“Grain and livestock production go handin-hand in the Southern Cape,” he says.
Cloete initially asked one of his neighbours to help him out with sowing his grain, as most of his time was devoted to establishing and restoring the fruit orchards. The farm had 20ha of apple and pear orchards when he acquired it, and the area under production has since been expanded by 32ha.
“I had to do something on the 280ha available for crop production, as Nature Conservation prohibits planting on land that has not been worked for 10 years. Land that hasn’t been planted also becomes overgrown with grass weeds, such as bristle grass (steekgras), which contaminates wool, leading to quality downgrades, with a major impact on earnings,” he explains.
Continue reading your story on the app
Continue reading your story in the magazine
These salads are a celebration of summer, and are perfect to have on their own or as a side. They are also easy to make and super affordable. Bon appétit!
North West farmers extend helping hand to hungry communities
Prompted by their own hardship during a decade of drought, farmers in the Schweizer-Reneke area have recognised the urgent need to help unemployed and hungry families in the local communities. Lindi Botha spoke to Jozeph du Plessis about the farmers’ project to distribute maize meal to the needy.
Backgrounding Beef Animals For Higher Profit
Most South African beef producers sell their weaners straight to feedlots for finishing. Chéri-Lynn Steyn, a master’s student in agricultural economics, explains how backgrounding these animals can increase the income of commercial beef farms and even of the feedlots themselves.

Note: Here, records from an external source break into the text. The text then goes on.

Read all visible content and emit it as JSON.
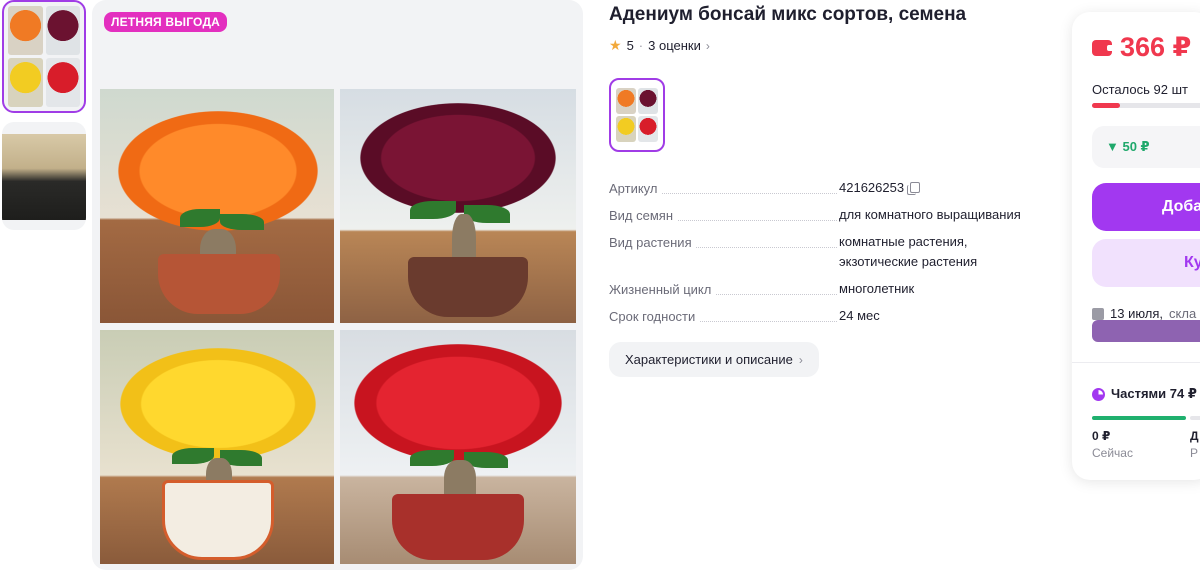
{
  "gallery": {
    "promo_badge": "ЛЕТНЯЯ ВЫГОДА",
    "thumbnails": [
      "adenium-collage",
      "seeds-photo"
    ]
  },
  "product": {
    "title": "Адениум бонсай микс сортов, семена",
    "rating": "5",
    "reviews_label": "3 оценки",
    "specs": [
      {
        "key": "Артикул",
        "value": "421626253"
      },
      {
        "key": "Вид семян",
        "value": "для комнатного выращивания"
      },
      {
        "key": "Вид растения",
        "value": "комнатные растения, экзотические растения"
      },
      {
        "key": "Жизненный цикл",
        "value": "многолетник"
      },
      {
        "key": "Срок годности",
        "value": "24 мес"
      }
    ],
    "characteristics_button": "Характеристики и описание"
  },
  "buy_card": {
    "price": "366 ₽",
    "stock_text": "Осталось 92 шт",
    "stock_level": 0.2,
    "discount": "▼ 50 ₽",
    "add_button": "Доба",
    "buy_button": "Ку",
    "delivery_date": "13 июля,",
    "delivery_rest": "скла",
    "installments": "Частями 74 ₽",
    "pay_now_amount": "0 ₽",
    "pay_now_label": "Сейчас",
    "pay_next_amount": "Д",
    "pay_next_label": "Р"
  },
  "colors": {
    "accent": "#a238f0",
    "price": "#f0384e",
    "promo": "#e32fbf",
    "discount": "#1fa86b"
  }
}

Economic Outlook 2021: Now Is The Time To Build Reserves
After a particularly tough year for its economy, South Africa faces many challenges in 2021. Reduced spending power, credit downgrades, and a second wave of COVID-19 could put a damper on agricultural profits this year, and farmers will need to consider their marketing plans carefully. Lindi Botha shares advice from two of the country’s leading economists.
Good Summer Rain Forecast For SA
Weather experts have predicted above-average precipitation for South Africa’s summer rainfall areas in 2020/2021. Meteorologist Johan van den Berg explained the weather cycles and La Niña/El Niño phenomena behind the forecast to Jeandré van der Walt.
Land Reform 2021: Beware Of Fake News
Land reform in South Africa is mired in policy uncertainty and government neglect. At the same time, it is a political football, kicked around shamelessly by some leaders to serve short-term political goals. Glenneis Kriel spoke to three experts in the field to obtain clarity on this crucially important topic.
Managing calf health for maximum long-term productivity
Prevention is better than cure, and this mindset is especially applicable when it comes to preparing calves for their productive adult lives. Dr Schabort Froneman, technical manager for ruminants at Zoetis, provides some pointers on how to raise healthy calves that can become healthy adult animals.
The stories that got us through a tough year
Farmer’s Weekly editor, Denene Erasmus, looks back at some of the top stories of 2020 that not only inspired her, but also served as an example to all South Africans of the remarkable resilience and determination shown by the farming sector during this most unusual year.
SA Harvest: fighting hunger and food waste one meal at a time
Small beginnings can lay the foundation of great success. This holds true for SA Harvest, a food rescue and distribution organisation. Ali Conn, regional manager at SA Harvest, spoke to Jeandré van der Walt about the organisation’s journey over the past year and its future plans.
Diversifying with a new variety pays off for pumpkin producer
The demand for convenient meals and easy-to-prepare vegetables is opening up marketing opportunities for the Hokkaido pumpkin, a newcomer to South Africa. Small, and with an edible peel, the variety holds much promise for expanding cucurbit cultivation. Lindi Botha spoke to Francois Steyn about farming the Hokkaido.